WORK INSTRUCTIONS: Looking at the records below, say how many lines contain "quantity". Nothing else belongs in the answer.

PROVIDED ENTRIES:
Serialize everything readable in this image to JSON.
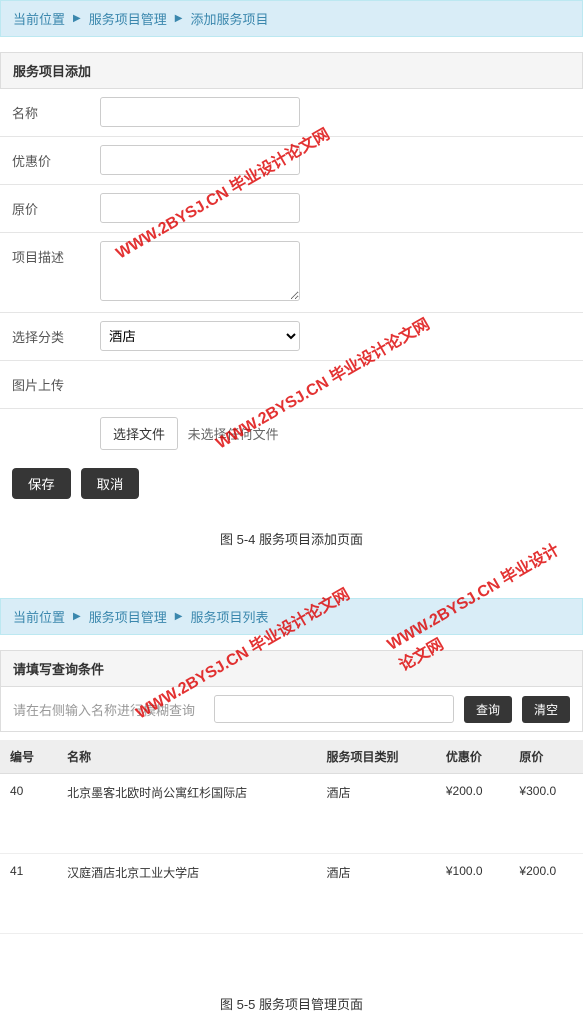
{
  "section1": {
    "breadcrumb": {
      "current": "当前位置",
      "link1": "服务项目管理",
      "link2": "添加服务项目"
    },
    "panel_title": "服务项目添加",
    "form": {
      "name_label": "名称",
      "name_value": "",
      "discount_label": "优惠价",
      "discount_value": "",
      "original_label": "原价",
      "original_value": "",
      "desc_label": "项目描述",
      "desc_value": "",
      "category_label": "选择分类",
      "category_value": "酒店",
      "upload_label": "图片上传",
      "file_btn": "选择文件",
      "file_text": "未选择任何文件",
      "save_btn": "保存",
      "cancel_btn": "取消"
    },
    "caption": "图 5-4 服务项目添加页面"
  },
  "section2": {
    "breadcrumb": {
      "current": "当前位置",
      "link1": "服务项目管理",
      "link2": "服务项目列表"
    },
    "search": {
      "title": "请填写查询条件",
      "hint": "请在右侧输入名称进行模糊查询",
      "value": "",
      "query_btn": "查询",
      "clear_btn": "清空"
    },
    "table": {
      "headers": {
        "id": "编号",
        "name": "名称",
        "category": "服务项目类别",
        "discount": "优惠价",
        "original": "原价"
      },
      "rows": [
        {
          "id": "40",
          "name": "北京墨客北欧时尚公寓红杉国际店",
          "category": "酒店",
          "discount": "¥200.0",
          "original": "¥300.0"
        },
        {
          "id": "41",
          "name": "汉庭酒店北京工业大学店",
          "category": "酒店",
          "discount": "¥100.0",
          "original": "¥200.0"
        }
      ]
    },
    "caption": "图 5-5 服务项目管理页面"
  },
  "watermark": "WWW.2BYSJ.CN 毕业设计论文网"
}
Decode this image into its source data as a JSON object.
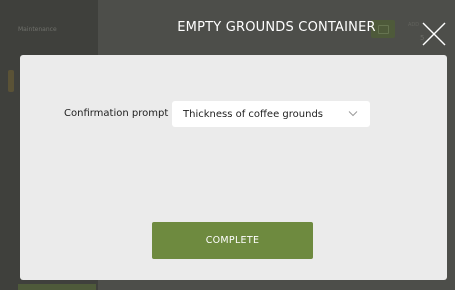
{
  "background": {
    "sidebar_label": "Maintenance",
    "corner_text": "ADD",
    "corner_text2": "5"
  },
  "header": {
    "title": "EMPTY GROUNDS CONTAINER",
    "close_icon": "close-x-icon"
  },
  "modal": {
    "prompt_label": "Confirmation prompt",
    "select": {
      "value": "Thickness of coffee grounds",
      "icon": "chevron-down-icon"
    },
    "complete_label": "COMPLETE"
  },
  "colors": {
    "accent_green": "#6e8a3f",
    "modal_bg": "#ebebeb",
    "overlay_bg": "#4d4e4a"
  }
}
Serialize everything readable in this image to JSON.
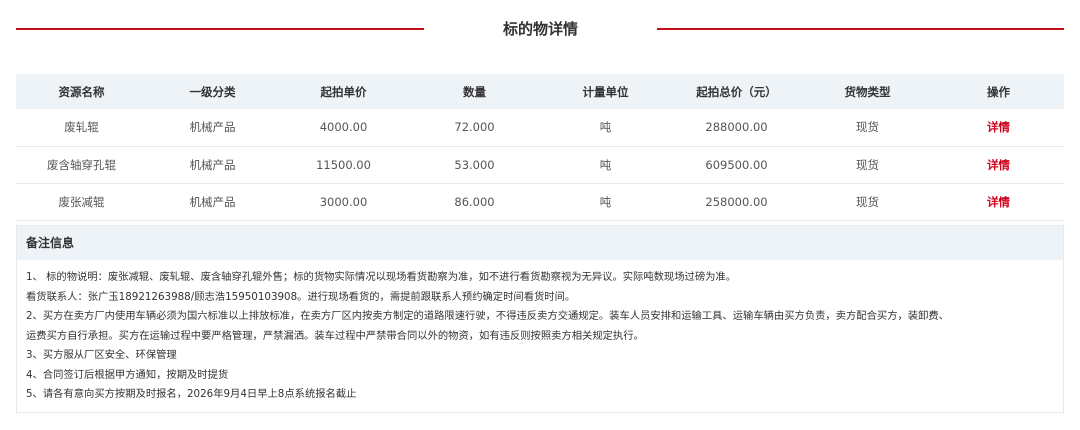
{
  "header": {
    "title": "标的物详情",
    "accent_color": "#c8101c"
  },
  "table": {
    "columns": [
      "资源名称",
      "一级分类",
      "起拍单价",
      "数量",
      "计量单位",
      "起拍总价（元）",
      "货物类型",
      "操作"
    ],
    "rows": [
      {
        "name": "废轧辊",
        "category": "机械产品",
        "unit_price": "4000.00",
        "quantity": "72.000",
        "unit": "吨",
        "total_price": "288000.00",
        "goods_type": "现货",
        "action": "详情"
      },
      {
        "name": "废含轴穿孔辊",
        "category": "机械产品",
        "unit_price": "11500.00",
        "quantity": "53.000",
        "unit": "吨",
        "total_price": "609500.00",
        "goods_type": "现货",
        "action": "详情"
      },
      {
        "name": "废张减辊",
        "category": "机械产品",
        "unit_price": "3000.00",
        "quantity": "86.000",
        "unit": "吨",
        "total_price": "258000.00",
        "goods_type": "现货",
        "action": "详情"
      }
    ]
  },
  "notes": {
    "title": "备注信息",
    "lines": [
      "1、 标的物说明：废张减辊、废轧辊、废含轴穿孔辊外售；标的货物实际情况以现场看货勘察为准，如不进行看货勘察视为无异议。实际吨数现场过磅为准。",
      "看货联系人：张广玉18921263988/顾志浩15950103908。进行现场看货的，需提前跟联系人预约确定时间看货时间。",
      "2、买方在卖方厂内使用车辆必须为国六标准以上排放标准，在卖方厂区内按卖方制定的道路限速行驶，不得违反卖方交通规定。装车人员安排和运输工具、运输车辆由买方负责，卖方配合买方，装卸费、",
      "运费买方自行承担。买方在运输过程中要严格管理，严禁漏洒。装车过程中严禁带合同以外的物资，如有违反则按照卖方相关规定执行。",
      "3、买方服从厂区安全、环保管理",
      "4、合同签订后根据甲方通知，按期及时提货",
      "5、请各有意向买方按期及时报名，2026年9月4日早上8点系统报名截止"
    ]
  }
}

COMPLETED TASK: 3